While Teen Wolf is no Back to the Future, it’s a lot of fun. Scott Howard (Fox), is just another dweeb on the Beavers basketball team. Though he plays hard, Scott isn’t any more talented than the rest of his teammates. In the film’s opening game, the Beavers are defeated 71-12. Largely an outcast at school, Scott is friends with the outgoing Stiles (Jerry Levine) and his gal pal Boof (Susan Ursitti) who wants more than just a “friends” relationship with Scott.
One day, Scott notices some strange changes to his body. A long growth of hair and improved hearing are surprising, but don’t cause Scott to lose much sleep. It’s when he finally undergoes a more thorough transformation—growing long nails, pointed ears, and a thick coating of fur, just like a werewolf—that Scott realizes something is wrong. At the same time, his luck begins to change on the basketball court. Suddenly, the Beavers have become unstoppable; led by Scott’s newfound athletic skills. Scott’s new “Teen Wolf” look has instantly transformed him into the coolest guy at school. Can the Beavers ride their momentum all the way to the championship game? Will Scott and his newfound fame come crashing down?
Joseph Loeb III and Matthew Weisman’s screenplay doesn’t offer any explanation about the origins of the Howard family curse nor do they bother to explain how Scott can turn on and off his werewolf persona either during the day or night. It is also odd, that Scott’s pals welcome his new werewolf persona with little more than a few double takes. From a script standpoint, Teen Wolf is rather weak.
Luckily for director Rod Daniel, star Michael J. Fox makes the story work. As he proved on Family Ties and Back to the Future, Fox has a flair for comedy. He delivers an interesting performance; mixing the angst of being a teenager with a healthy dose of comedic situations. Fox’s best scene comes when he bolts from a classroom feeling a spell coming over him and skitters down a slippery school hallway on the way to the bathroom. His frantic slipping and sliding body language down endless corridors attempting to find a boys’ restroom is comic gold and a highpoint of the movie. Other scenes where he is on the basketball court in full werewolf regalia are endearing. While the other younger cast members are lacking, Fox carries the film admirably. For any fan of Michael J. Fox, Teen Wolf is well worth a look!
This Collector’s Edition of Teen Wolf has been given a new 2K scan and encoded in 1080p with a 1.85:1 aspect ratio. In all honesty, the film has never looked better. Detail is sharp throughout. You can even see some rather primitive makeup effects–caked on latex, and individual hairs on the werewolf’s face are distinguishable. Wider shots of the high school are always clear. Colors are well balanced, and blacks are inky. Skin tones always appear natural, and the print is clean, with no flaws of concern to report. Fans of Teen Wolf should be quite pleased.

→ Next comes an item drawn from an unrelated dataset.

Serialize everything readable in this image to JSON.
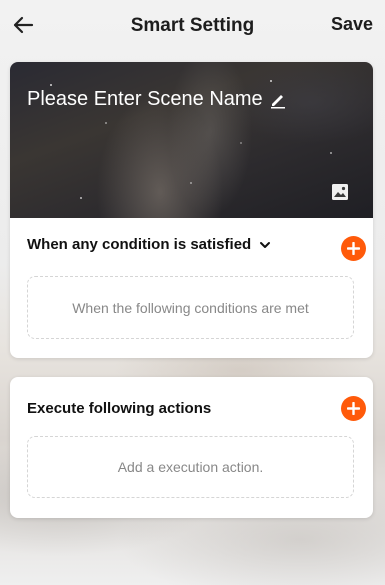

This release comes with a lossless DTS-HD MA 2.0 mix that sounds rather good. There’s a nice sense of directionality throughout, and the music is full. The sound effects are strong, but never overpowering, and dialogue is clean, and clear. The music and score are appropriately entertaining in an completely 1980’s manner, making the film even better. There are no hisses, pops, cracks, etc., to report.

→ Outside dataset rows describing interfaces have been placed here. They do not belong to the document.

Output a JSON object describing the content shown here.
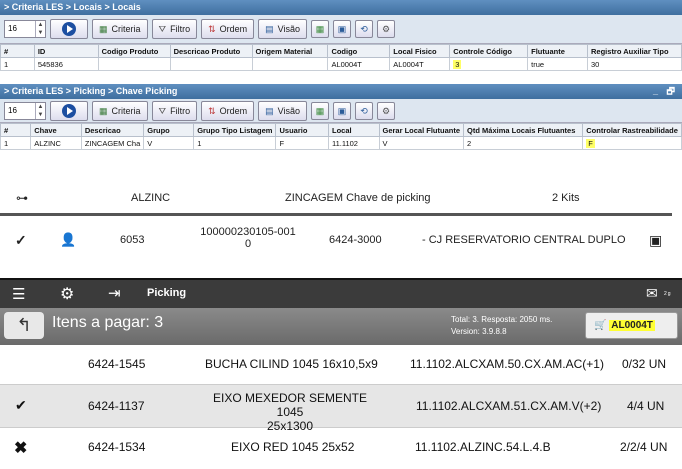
{
  "window1": {
    "title": "> Criteria LES > Locais > Locais",
    "spin_value": "16",
    "buttons": {
      "criteria": "Criteria",
      "filtro": "Filtro",
      "ordem": "Ordem",
      "visao": "Visão"
    },
    "columns": [
      "#",
      "ID",
      "Codigo Produto",
      "Descricao Produto",
      "Origem Material",
      "Codigo",
      "Local Fisico",
      "Controle Código",
      "Flutuante",
      "Registro Auxiliar Tipo"
    ],
    "row": [
      "1",
      "545836",
      "",
      "",
      "",
      "AL0004T",
      "AL0004T",
      "3",
      "true",
      "30"
    ]
  },
  "window2": {
    "title": "> Criteria LES > Picking > Chave Picking",
    "controls": "_ 🗗",
    "spin_value": "16",
    "buttons": {
      "criteria": "Criteria",
      "filtro": "Filtro",
      "ordem": "Ordem",
      "visao": "Visão"
    },
    "columns": [
      "#",
      "Chave",
      "Descricao",
      "Grupo",
      "Grupo Tipo Listagem",
      "Usuario",
      "Local",
      "Gerar Local Flutuante",
      "Qtd Máxima Locais Flutuantes",
      "Controlar Rastreabilidade"
    ],
    "row": [
      "1",
      "ALZINC",
      "ZINCAGEM Cha",
      "V",
      "1",
      "F",
      "11.1102",
      "V",
      "2",
      "F"
    ]
  },
  "key_row": {
    "key": "ALZINC",
    "description": "ZINCAGEM Chave de picking",
    "qty": "2 Kits"
  },
  "order_row": {
    "num": "6053",
    "code_line1": "100000230105-001",
    "code_line2": "0",
    "product": "6424-3000",
    "description": "- CJ RESERVATORIO CENTRAL DUPLO"
  },
  "app": {
    "title": "Picking",
    "badge": "2 g",
    "items_label": "Itens a pagar: 3",
    "total": "Total: 3. Resposta: 2050 ms.",
    "version": "Version: 3.9.8.8",
    "cart_location": "AL0004T"
  },
  "picks": [
    {
      "code": "6424-1545",
      "desc1": "BUCHA CILIND 1045 16x10,5x9",
      "desc2": "",
      "loc": "11.1102.ALCXAM.50.CX.AM.AC(+1)",
      "qty": "0/32 UN"
    },
    {
      "code": "6424-1137",
      "desc1": "EIXO MEXEDOR SEMENTE 1045",
      "desc2": "25x1300",
      "loc": "11.1102.ALCXAM.51.CX.AM.V(+2)",
      "qty": "4/4 UN"
    },
    {
      "code": "6424-1534",
      "desc1": "EIXO RED 1045 25x52",
      "desc2": "",
      "loc": "11.1102.ALZINC.54.L.4.B",
      "qty": "2/2/4 UN"
    }
  ],
  "colors": {
    "highlight": "#ffff66",
    "titlebar": "#4f7fb0"
  }
}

English SDH subtitles are included.
The following extras are available:
- Still Gallery (HD, 6:14) Photos from the making of the film, and additional artwork for the poster
- Original Theatrical Trailer (HD, 1:52) It’s no surprise that the trailer makes it clear Michael J. Fox is the film’s star
- Say. Die. The Story of Teen Wolf (HD, 143:00) Yes, it’s longer than the movie! Broken into ten parts–It’s About a Werewolf That Plays Basketball: The Writing, No Wolf, No Part: The Team, A Can of Cocoa, A Can of Mauve: The Production Design, King of the Urban Surfing, It Landed on My Face!: The Make-Up, You Are an Animal: The Double, Everything Else is Cream Cheese: What Could Have Been, Going Through Changes: The Editing, Still Want to Dance with the Wolf?: The Music, and A Lifetime of Fearing Full Moons and Dodging Silver Bullets: The Legacy–it includes the participation of nearly everyone associated with the film. The notable exception is Michael J. Fox himself, who doesn’t appear. However, there’s some interesting stuff here, including vintage Q&A footage of director Rod Daniel, who died last year.
Movie title: Teen Wolf (1985)
Director(s): Rod Daniel
Actor(s): Michael J. Fox , James Hampton , Susan Ursitti , Jerry Levine , Matt Adler , Lorie Griffin
Genre: Comedy, Teen, Supernatural, Sport, Coming of Age